— Records to use —

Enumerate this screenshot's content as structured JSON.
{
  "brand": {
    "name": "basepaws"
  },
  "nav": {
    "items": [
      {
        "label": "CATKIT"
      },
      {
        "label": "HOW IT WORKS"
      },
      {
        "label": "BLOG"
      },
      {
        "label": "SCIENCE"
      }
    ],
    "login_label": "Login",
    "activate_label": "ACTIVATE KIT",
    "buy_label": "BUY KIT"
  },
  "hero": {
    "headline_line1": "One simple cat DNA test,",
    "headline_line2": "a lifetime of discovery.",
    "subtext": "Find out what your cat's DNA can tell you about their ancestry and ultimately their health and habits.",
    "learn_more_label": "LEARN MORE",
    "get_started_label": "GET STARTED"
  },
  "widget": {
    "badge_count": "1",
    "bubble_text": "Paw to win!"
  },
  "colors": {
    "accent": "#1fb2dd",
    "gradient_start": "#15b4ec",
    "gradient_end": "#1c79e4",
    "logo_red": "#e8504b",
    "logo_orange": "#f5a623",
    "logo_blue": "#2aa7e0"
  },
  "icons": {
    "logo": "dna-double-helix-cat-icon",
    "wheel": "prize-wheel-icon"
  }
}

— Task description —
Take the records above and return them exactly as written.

— Solution for this exercise —
Enumerate this screenshot's content as structured JSON.
{
  "brand": {
    "name": "basepaws"
  },
  "nav": {
    "items": [
      {
        "label": "CATKIT"
      },
      {
        "label": "HOW IT WORKS"
      },
      {
        "label": "BLOG"
      },
      {
        "label": "SCIENCE"
      }
    ],
    "login_label": "Login",
    "activate_label": "ACTIVATE KIT",
    "buy_label": "BUY KIT"
  },
  "hero": {
    "headline_line1": "One simple cat DNA test,",
    "headline_line2": "a lifetime of discovery.",
    "subtext": "Find out what your cat's DNA can tell you about their ancestry and ultimately their health and habits.",
    "learn_more_label": "LEARN MORE",
    "get_started_label": "GET STARTED"
  },
  "widget": {
    "badge_count": "1",
    "bubble_text": "Paw to win!"
  },
  "colors": {
    "accent": "#1fb2dd",
    "gradient_start": "#15b4ec",
    "gradient_end": "#1c79e4",
    "logo_red": "#e8504b",
    "logo_orange": "#f5a623",
    "logo_blue": "#2aa7e0"
  },
  "icons": {
    "logo": "dna-double-helix-cat-icon",
    "wheel": "prize-wheel-icon"
  }
}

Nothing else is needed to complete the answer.